Stay at the British Antarctic Survey
During July this year I was working together with David Barnes at the British Antarctic Survey (BAS). The stay was very nice and we shared two weeks of work and sunny days at Cambridge.
Our studies are focused in measuring the iceberg impacts on the seabed and the biological responses of Antarctic benthic communities. In Rothera Station, David has performed iceberg impact surveys for ten years. In Carlini Station, for the last three years we have been performing similar ice scouring experiments in two newly ice-free areas with different degree of glacial influence at Potter Cove.
In 2012 we set up a series of markers on the seabed to assess icebergs impacts that were monitored by divers each year. Throughout my stay we analyzed these data and prepared the coming expedition 2014/2015 in Carlini Station. We quantified the number of days with sea-ice each year; the number of markers hit by icebergs, and analyzed the biological cover by photographic analysis.

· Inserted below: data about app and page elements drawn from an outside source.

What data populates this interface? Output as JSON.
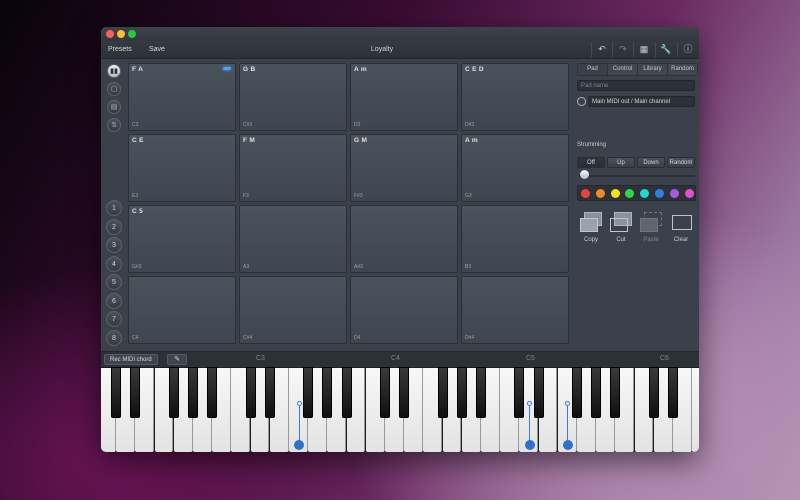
{
  "window": {
    "title": "Loyalty",
    "traffic_lights": {
      "close": "#ff5f57",
      "minimize": "#febc2e",
      "zoom": "#28c840"
    }
  },
  "toolbar": {
    "presets_label": "Presets",
    "save_label": "Save",
    "icons": [
      "undo-icon",
      "redo-icon",
      "grid-icon",
      "wrench-icon",
      "info-icon"
    ]
  },
  "modes": [
    "piano-icon",
    "pad-icon",
    "sheet-icon",
    "sort-icon"
  ],
  "banks": [
    "1",
    "2",
    "3",
    "4",
    "5",
    "6",
    "7",
    "8"
  ],
  "pads": [
    {
      "chord": "F A",
      "note": "C3",
      "active": true
    },
    {
      "chord": "G B",
      "note": "C#3"
    },
    {
      "chord": "A m",
      "note": "D3"
    },
    {
      "chord": "C E D",
      "note": "D#3"
    },
    {
      "chord": "C E",
      "note": "E3"
    },
    {
      "chord": "F M",
      "note": "F3"
    },
    {
      "chord": "G M",
      "note": "F#3"
    },
    {
      "chord": "A m",
      "note": "G3"
    },
    {
      "chord": "C 5",
      "note": "G#3"
    },
    {
      "chord": "",
      "note": "A3"
    },
    {
      "chord": "",
      "note": "A#3"
    },
    {
      "chord": "",
      "note": "B3"
    },
    {
      "chord": "",
      "note": "C4"
    },
    {
      "chord": "",
      "note": "C#4"
    },
    {
      "chord": "",
      "note": "D4"
    },
    {
      "chord": "",
      "note": "D#4"
    }
  ],
  "panel": {
    "tabs": [
      "Pad",
      "Control",
      "Library",
      "Random"
    ],
    "selected_tab": "Pad",
    "pad_name_placeholder": "Pad name",
    "midi_output": "Main MIDI out / Main channel",
    "strumming_label": "Strumming",
    "strum_options": [
      "Off",
      "Up",
      "Down",
      "Random"
    ],
    "strum_selected": "Off",
    "strum_amount": 0,
    "colors": [
      "#e8433f",
      "#f08a24",
      "#f3e21b",
      "#2fd64a",
      "#20d8d0",
      "#2f7fe0",
      "#a45be0",
      "#e04fd0"
    ],
    "actions": [
      {
        "label": "Copy",
        "icon": "copy-icon",
        "enabled": true
      },
      {
        "label": "Cut",
        "icon": "cut-icon",
        "enabled": true
      },
      {
        "label": "Paste",
        "icon": "paste-icon",
        "enabled": false
      },
      {
        "label": "Clear",
        "icon": "clear-icon",
        "enabled": true
      }
    ]
  },
  "piano": {
    "rec_label": "Rec MIDI chord",
    "pencil_icon": "pencil-icon",
    "octave_labels": [
      "C3",
      "C4",
      "C5",
      "C6"
    ],
    "highlighted_notes": [
      "F3",
      "D5",
      "F5"
    ]
  }
}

Linking regional warming, sea ice losses, iceberg scouring and biological responses in a regional scale is very difficult and challenging. This experience is a start of a cooperation lead by David between Argentina (Instituto Antartico Argentino), Germany (Alfred Wegener Institute) and the UK (British Antarctic Survey). We aim to broaden these collaborations as we believe that more studies of this type are the key to scale ice scouring impacts on benthic communities in a climate change scenario.